* _Assignment_
Drop every picture. Return the rest of the entries exactly.

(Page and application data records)
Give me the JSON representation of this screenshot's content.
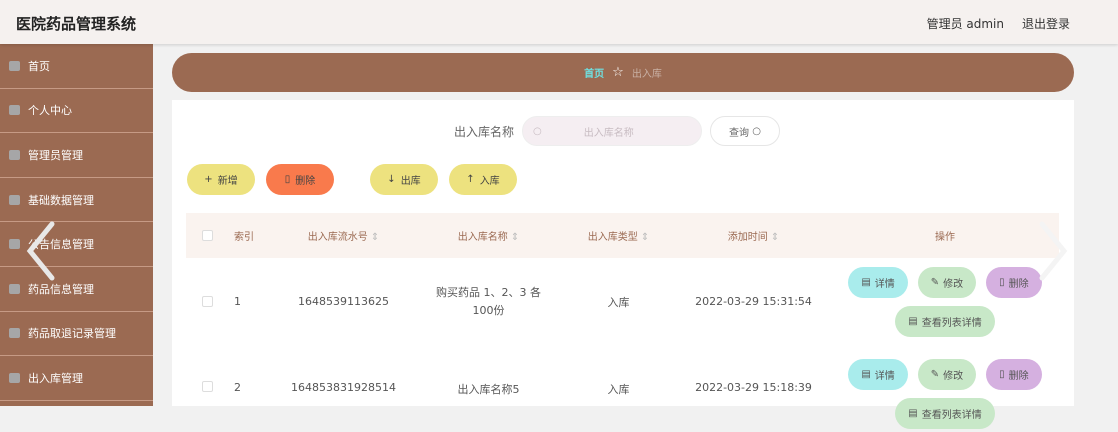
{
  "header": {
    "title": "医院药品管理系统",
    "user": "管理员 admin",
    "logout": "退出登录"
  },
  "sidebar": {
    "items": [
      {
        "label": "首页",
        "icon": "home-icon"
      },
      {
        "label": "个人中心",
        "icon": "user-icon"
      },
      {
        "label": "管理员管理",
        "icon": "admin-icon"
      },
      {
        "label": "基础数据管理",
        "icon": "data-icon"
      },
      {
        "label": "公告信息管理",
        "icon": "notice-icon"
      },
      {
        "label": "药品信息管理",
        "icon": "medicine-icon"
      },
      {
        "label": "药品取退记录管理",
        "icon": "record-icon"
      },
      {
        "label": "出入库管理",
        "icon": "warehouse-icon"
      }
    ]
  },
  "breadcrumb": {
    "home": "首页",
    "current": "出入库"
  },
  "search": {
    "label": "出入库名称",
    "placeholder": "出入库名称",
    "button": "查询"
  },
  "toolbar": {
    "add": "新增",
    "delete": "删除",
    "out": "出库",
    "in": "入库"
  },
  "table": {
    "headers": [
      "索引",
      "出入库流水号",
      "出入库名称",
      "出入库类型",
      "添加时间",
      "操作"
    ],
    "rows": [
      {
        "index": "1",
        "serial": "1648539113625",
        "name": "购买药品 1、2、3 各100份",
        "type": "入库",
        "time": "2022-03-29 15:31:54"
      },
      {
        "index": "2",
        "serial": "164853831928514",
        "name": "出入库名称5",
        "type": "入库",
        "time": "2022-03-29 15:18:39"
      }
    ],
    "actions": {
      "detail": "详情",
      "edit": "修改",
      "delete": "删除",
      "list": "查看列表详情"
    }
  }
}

* _Task answer_
Give me the JSON representation of this screenshot's content.
{
  "header": {
    "title": "医院药品管理系统",
    "user": "管理员 admin",
    "logout": "退出登录"
  },
  "sidebar": {
    "items": [
      {
        "label": "首页",
        "icon": "home-icon"
      },
      {
        "label": "个人中心",
        "icon": "user-icon"
      },
      {
        "label": "管理员管理",
        "icon": "admin-icon"
      },
      {
        "label": "基础数据管理",
        "icon": "data-icon"
      },
      {
        "label": "公告信息管理",
        "icon": "notice-icon"
      },
      {
        "label": "药品信息管理",
        "icon": "medicine-icon"
      },
      {
        "label": "药品取退记录管理",
        "icon": "record-icon"
      },
      {
        "label": "出入库管理",
        "icon": "warehouse-icon"
      }
    ]
  },
  "breadcrumb": {
    "home": "首页",
    "current": "出入库"
  },
  "search": {
    "label": "出入库名称",
    "placeholder": "出入库名称",
    "button": "查询"
  },
  "toolbar": {
    "add": "新增",
    "delete": "删除",
    "out": "出库",
    "in": "入库"
  },
  "table": {
    "headers": [
      "索引",
      "出入库流水号",
      "出入库名称",
      "出入库类型",
      "添加时间",
      "操作"
    ],
    "rows": [
      {
        "index": "1",
        "serial": "1648539113625",
        "name": "购买药品 1、2、3 各100份",
        "type": "入库",
        "time": "2022-03-29 15:31:54"
      },
      {
        "index": "2",
        "serial": "164853831928514",
        "name": "出入库名称5",
        "type": "入库",
        "time": "2022-03-29 15:18:39"
      }
    ],
    "actions": {
      "detail": "详情",
      "edit": "修改",
      "delete": "删除",
      "list": "查看列表详情"
    }
  }
}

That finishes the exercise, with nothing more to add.